Friday, December 07, 2007

Methodist is Jewish-Lite? Huh?

I was idly listening to Randy Rhodes on Air America and she made the passing comment (in a vastly different context) that "wasn't Methodist Jewish-Lite?" (paraphrased). This totally got my attention and I missed the rest of the on-air conversation while I called Terri to see if she could explain the connection. Neither of us could and we both got quite a bit of amusement out of it.

You see, even though I'm no longer a Christian, I was raised Methodist, and I briefly considered converting to Judiasm (I'll explain more below). If there was someone who would have understood the comment, I would have, and I was completely befuddled as I didn't see a connection at all beyond an attachment to doing rituals exactly the same way each time. I was very much waving my hand in the air: "Excuse me. I have a question." Or as Terri put it "If this is on a need to know basis, I NEED TO KNOW."

I think we'll be forever in the dark on that one. Randy Rhodes doesn't do email for her show and I don't think fast enough on my feet to call her. I even tried Google and got precisely no where. Ah well, it was funny in that hurt brain sort of way.

What I love about the Jewish community that I'm familiar with is the willingness to laugh about familial dysfunction. My family is Southern (I'm the only Californian) and I see plenty of parallels between dysfunctional middle class Southern families and dysfuntional middle class Jewish families. The obsession with appearing happy and successful, heavily matriarchal (and the matriarch doesn't like to be disappointed), some powerful people in the family assuming that you just know what they want without them having to spell it out, oh and you must fit in and not be different.

But I realized that though I'm plenty spiritual, I'm not religious in the traditional sense so converting to Judaism didn't seem to be right for me. When asked I just say that I'm more a Jewish-Identified Gentile.
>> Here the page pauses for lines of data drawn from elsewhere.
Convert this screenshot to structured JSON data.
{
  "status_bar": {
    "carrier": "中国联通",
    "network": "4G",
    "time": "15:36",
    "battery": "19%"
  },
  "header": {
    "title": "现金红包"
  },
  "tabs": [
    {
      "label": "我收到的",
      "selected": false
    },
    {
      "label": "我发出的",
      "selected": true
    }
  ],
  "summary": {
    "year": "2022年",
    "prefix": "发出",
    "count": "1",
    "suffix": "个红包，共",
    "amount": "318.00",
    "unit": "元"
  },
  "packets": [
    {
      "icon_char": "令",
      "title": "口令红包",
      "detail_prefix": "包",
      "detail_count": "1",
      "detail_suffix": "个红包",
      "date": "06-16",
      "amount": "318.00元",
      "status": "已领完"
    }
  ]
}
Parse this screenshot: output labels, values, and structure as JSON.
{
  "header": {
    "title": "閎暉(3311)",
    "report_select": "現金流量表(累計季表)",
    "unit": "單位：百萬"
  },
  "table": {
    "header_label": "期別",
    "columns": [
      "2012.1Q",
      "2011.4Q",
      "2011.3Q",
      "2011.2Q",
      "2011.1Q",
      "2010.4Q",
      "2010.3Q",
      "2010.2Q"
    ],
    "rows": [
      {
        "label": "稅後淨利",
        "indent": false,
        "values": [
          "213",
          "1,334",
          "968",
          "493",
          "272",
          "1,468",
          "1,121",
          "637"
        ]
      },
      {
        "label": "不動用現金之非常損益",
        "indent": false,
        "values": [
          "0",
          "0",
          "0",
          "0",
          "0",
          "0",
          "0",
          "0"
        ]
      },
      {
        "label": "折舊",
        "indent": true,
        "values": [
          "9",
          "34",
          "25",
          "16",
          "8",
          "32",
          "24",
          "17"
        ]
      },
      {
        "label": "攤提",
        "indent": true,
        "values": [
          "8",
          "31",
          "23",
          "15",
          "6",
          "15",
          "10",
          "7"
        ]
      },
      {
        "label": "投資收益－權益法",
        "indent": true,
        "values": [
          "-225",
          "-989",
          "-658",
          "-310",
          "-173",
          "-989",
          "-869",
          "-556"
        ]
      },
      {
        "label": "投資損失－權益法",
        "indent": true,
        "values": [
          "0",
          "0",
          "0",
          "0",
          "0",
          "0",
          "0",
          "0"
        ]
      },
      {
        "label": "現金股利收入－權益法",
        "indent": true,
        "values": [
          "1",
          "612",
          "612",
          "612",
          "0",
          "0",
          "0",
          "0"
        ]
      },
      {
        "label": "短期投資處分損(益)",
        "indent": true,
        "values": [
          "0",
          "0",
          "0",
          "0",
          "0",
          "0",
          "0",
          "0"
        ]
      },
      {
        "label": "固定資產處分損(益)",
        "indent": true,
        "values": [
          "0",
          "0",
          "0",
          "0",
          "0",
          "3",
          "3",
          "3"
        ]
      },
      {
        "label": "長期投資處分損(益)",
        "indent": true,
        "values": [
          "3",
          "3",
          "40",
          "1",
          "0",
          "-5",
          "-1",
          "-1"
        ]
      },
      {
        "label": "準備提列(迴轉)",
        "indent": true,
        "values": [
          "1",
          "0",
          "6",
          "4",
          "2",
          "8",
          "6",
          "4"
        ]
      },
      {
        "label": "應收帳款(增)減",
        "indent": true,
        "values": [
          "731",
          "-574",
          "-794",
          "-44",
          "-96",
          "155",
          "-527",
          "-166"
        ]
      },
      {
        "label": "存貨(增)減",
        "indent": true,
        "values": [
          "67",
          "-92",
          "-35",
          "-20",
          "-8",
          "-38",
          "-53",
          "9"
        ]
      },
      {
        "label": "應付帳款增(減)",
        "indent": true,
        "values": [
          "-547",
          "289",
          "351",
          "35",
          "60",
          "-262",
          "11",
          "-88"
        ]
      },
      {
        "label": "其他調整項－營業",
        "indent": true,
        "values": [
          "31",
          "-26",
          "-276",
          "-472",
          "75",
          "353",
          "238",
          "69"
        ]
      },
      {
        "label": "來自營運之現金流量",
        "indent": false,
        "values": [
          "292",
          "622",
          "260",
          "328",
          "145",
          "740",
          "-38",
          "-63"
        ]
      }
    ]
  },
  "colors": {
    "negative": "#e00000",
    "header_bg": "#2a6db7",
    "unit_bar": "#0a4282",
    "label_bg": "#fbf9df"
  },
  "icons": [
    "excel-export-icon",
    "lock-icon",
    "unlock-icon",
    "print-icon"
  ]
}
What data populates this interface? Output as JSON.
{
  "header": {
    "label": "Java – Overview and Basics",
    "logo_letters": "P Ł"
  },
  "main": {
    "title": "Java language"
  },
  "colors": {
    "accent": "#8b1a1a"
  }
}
1 comment:

whoizme8 said...

Fascinating and funny. Enjoyed it. Please read and comment on my book on John Wesley's theology.

Have you heard about John Wesley? Do you like reading about John Wesley? Are you interested in John Wesley’s theology?

Are you interested in what John Wesley thought about the Roman Catholics? How about the Quakers? Did you know that he wrote about the Deists and the Mystics and compared their thinking with that of his “True Christianity?” He also wrote about the relationships between Judaism and Christianity.

John Wesley was a very ecumenical thinker holding together many views that apparently are opposed to each other. We should be proud of our founder.

The book “John Wesley, Natural Man, and the ‘Isms’” written by J. Robert (Bob) Ewbank, discusses all of these issues and more.

Written for the layperson as well as the scholar, there is a Study Guide in the back of the book to help individual or group study. The Guide has questions in the front, which are answered later in the Guide.

Bob has a B.A. from Baker University in Baldwin, Kansas and an M.A. from Garrett-Evangelical. He is currently Lay Leader of St. Mark UMC, in Mobile, AL.

Bishop Rueben P. Job of the United Methodist Church has written some kind words on the back cover.

Sam Royappa District Superintendent of the Coulee District in Wisconsin has recommended this book to his clergy and laity.

Dennis Mohler, District Superintendent of the Foothills District in Ohio also comments on the book at

The book is found on the Newcastle Methodist Church site at

A review of the book has also been published in the October 15, 2009 copy of The Laity Link which is the newsletter of the Alabama-West Florida Conference Board of Laity. It is also been written up in “The Rainbow,” the magazine of Delta Tau Delta, The “Aware” magazine of Garrett-Evangelical and the Baker University magazine “Baker World.”

The book has been used by a local Sunday School in its entirety and quoted in others.

To find the book go on the internet to:
1. (Wipf and Stock)
2. The book is now available at Cokesbury, Barnes and Noble, Books-a-Million, WJE at Yale (The Jonathan Edwards Center),,,, Booktopia,;,,,, Angus &,,,, Infibeam, and among others.